## Exercise description
Please return the whole listing, character for character.

----

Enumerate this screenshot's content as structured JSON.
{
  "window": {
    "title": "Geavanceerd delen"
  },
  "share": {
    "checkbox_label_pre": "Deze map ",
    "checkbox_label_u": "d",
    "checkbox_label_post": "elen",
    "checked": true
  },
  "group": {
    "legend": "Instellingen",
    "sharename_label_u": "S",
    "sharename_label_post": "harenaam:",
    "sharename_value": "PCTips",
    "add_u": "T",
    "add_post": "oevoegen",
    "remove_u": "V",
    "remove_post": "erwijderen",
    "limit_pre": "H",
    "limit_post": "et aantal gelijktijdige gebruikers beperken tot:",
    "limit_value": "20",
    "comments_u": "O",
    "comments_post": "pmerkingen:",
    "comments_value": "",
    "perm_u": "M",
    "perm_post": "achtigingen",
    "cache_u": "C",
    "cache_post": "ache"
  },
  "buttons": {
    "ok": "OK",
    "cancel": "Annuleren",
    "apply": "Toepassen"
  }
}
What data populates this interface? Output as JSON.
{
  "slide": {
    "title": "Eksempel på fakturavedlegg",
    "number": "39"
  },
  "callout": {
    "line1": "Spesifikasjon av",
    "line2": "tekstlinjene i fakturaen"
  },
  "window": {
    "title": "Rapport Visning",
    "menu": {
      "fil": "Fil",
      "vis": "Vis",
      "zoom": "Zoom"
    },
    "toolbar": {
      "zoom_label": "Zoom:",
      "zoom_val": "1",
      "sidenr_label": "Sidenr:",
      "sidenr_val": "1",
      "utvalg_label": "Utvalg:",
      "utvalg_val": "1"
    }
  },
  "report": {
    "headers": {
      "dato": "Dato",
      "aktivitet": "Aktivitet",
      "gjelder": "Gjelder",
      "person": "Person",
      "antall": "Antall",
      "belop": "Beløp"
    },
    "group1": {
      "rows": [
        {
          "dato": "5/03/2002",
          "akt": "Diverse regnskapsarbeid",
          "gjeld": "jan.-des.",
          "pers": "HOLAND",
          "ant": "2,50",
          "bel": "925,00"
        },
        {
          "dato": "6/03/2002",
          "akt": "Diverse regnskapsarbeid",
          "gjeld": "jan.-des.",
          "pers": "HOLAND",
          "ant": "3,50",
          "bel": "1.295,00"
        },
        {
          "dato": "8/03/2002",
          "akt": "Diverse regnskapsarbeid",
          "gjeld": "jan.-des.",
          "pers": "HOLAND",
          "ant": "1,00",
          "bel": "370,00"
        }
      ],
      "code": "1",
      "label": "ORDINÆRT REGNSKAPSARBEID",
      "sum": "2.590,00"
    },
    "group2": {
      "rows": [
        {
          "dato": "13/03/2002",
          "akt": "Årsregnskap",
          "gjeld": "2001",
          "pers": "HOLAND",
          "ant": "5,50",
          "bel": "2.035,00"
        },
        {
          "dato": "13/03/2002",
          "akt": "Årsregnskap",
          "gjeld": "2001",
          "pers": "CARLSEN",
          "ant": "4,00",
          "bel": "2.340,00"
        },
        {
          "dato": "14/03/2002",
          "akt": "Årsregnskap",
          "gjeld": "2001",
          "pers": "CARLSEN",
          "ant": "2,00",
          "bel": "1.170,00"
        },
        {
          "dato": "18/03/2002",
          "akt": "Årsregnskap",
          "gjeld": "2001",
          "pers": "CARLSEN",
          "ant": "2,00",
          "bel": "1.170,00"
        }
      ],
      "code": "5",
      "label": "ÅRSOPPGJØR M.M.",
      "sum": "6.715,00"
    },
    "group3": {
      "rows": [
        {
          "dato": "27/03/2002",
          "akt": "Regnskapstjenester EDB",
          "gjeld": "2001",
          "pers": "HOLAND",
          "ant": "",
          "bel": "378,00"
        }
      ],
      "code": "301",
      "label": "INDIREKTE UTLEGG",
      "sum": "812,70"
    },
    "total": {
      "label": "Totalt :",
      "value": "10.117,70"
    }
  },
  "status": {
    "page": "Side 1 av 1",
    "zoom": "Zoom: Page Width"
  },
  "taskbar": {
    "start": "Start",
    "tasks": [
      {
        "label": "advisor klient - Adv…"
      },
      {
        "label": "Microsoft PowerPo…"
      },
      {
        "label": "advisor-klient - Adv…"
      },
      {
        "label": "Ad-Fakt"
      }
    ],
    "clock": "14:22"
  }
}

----

## Result of this exercise
Enumerate this screenshot's content as structured JSON.
{
  "window": {
    "title": "Geavanceerd delen"
  },
  "share": {
    "checkbox_label_pre": "Deze map ",
    "checkbox_label_u": "d",
    "checkbox_label_post": "elen",
    "checked": true
  },
  "group": {
    "legend": "Instellingen",
    "sharename_label_u": "S",
    "sharename_label_post": "harenaam:",
    "sharename_value": "PCTips",
    "add_u": "T",
    "add_post": "oevoegen",
    "remove_u": "V",
    "remove_post": "erwijderen",
    "limit_pre": "H",
    "limit_post": "et aantal gelijktijdige gebruikers beperken tot:",
    "limit_value": "20",
    "comments_u": "O",
    "comments_post": "pmerkingen:",
    "comments_value": "",
    "perm_u": "M",
    "perm_post": "achtigingen",
    "cache_u": "C",
    "cache_post": "ache"
  },
  "buttons": {
    "ok": "OK",
    "cancel": "Annuleren",
    "apply": "Toepassen"
  }
}
What data populates this interface? Output as JSON.
{
  "slide": {
    "title": "Eksempel på fakturavedlegg",
    "number": "39"
  },
  "callout": {
    "line1": "Spesifikasjon av",
    "line2": "tekstlinjene i fakturaen"
  },
  "window": {
    "title": "Rapport Visning",
    "menu": {
      "fil": "Fil",
      "vis": "Vis",
      "zoom": "Zoom"
    },
    "toolbar": {
      "zoom_label": "Zoom:",
      "zoom_val": "1",
      "sidenr_label": "Sidenr:",
      "sidenr_val": "1",
      "utvalg_label": "Utvalg:",
      "utvalg_val": "1"
    }
  },
  "report": {
    "headers": {
      "dato": "Dato",
      "aktivitet": "Aktivitet",
      "gjelder": "Gjelder",
      "person": "Person",
      "antall": "Antall",
      "belop": "Beløp"
    },
    "group1": {
      "rows": [
        {
          "dato": "5/03/2002",
          "akt": "Diverse regnskapsarbeid",
          "gjeld": "jan.-des.",
          "pers": "HOLAND",
          "ant": "2,50",
          "bel": "925,00"
        },
        {
          "dato": "6/03/2002",
          "akt": "Diverse regnskapsarbeid",
          "gjeld": "jan.-des.",
          "pers": "HOLAND",
          "ant": "3,50",
          "bel": "1.295,00"
        },
        {
          "dato": "8/03/2002",
          "akt": "Diverse regnskapsarbeid",
          "gjeld": "jan.-des.",
          "pers": "HOLAND",
          "ant": "1,00",
          "bel": "370,00"
        }
      ],
      "code": "1",
      "label": "ORDINÆRT REGNSKAPSARBEID",
      "sum": "2.590,00"
    },
    "group2": {
      "rows": [
        {
          "dato": "13/03/2002",
          "akt": "Årsregnskap",
          "gjeld": "2001",
          "pers": "HOLAND",
          "ant": "5,50",
          "bel": "2.035,00"
        },
        {
          "dato": "13/03/2002",
          "akt": "Årsregnskap",
          "gjeld": "2001",
          "pers": "CARLSEN",
          "ant": "4,00",
          "bel": "2.340,00"
        },
        {
          "dato": "14/03/2002",
          "akt": "Årsregnskap",
          "gjeld": "2001",
          "pers": "CARLSEN",
          "ant": "2,00",
          "bel": "1.170,00"
        },
        {
          "dato": "18/03/2002",
          "akt": "Årsregnskap",
          "gjeld": "2001",
          "pers": "CARLSEN",
          "ant": "2,00",
          "bel": "1.170,00"
        }
      ],
      "code": "5",
      "label": "ÅRSOPPGJØR M.M.",
      "sum": "6.715,00"
    },
    "group3": {
      "rows": [
        {
          "dato": "27/03/2002",
          "akt": "Regnskapstjenester EDB",
          "gjeld": "2001",
          "pers": "HOLAND",
          "ant": "",
          "bel": "378,00"
        }
      ],
      "code": "301",
      "label": "INDIREKTE UTLEGG",
      "sum": "812,70"
    },
    "total": {
      "label": "Totalt :",
      "value": "10.117,70"
    }
  },
  "status": {
    "page": "Side 1 av 1",
    "zoom": "Zoom: Page Width"
  },
  "taskbar": {
    "start": "Start",
    "tasks": [
      {
        "label": "advisor klient - Adv…"
      },
      {
        "label": "Microsoft PowerPo…"
      },
      {
        "label": "advisor-klient - Adv…"
      },
      {
        "label": "Ad-Fakt"
      }
    ],
    "clock": "14:22"
  }
}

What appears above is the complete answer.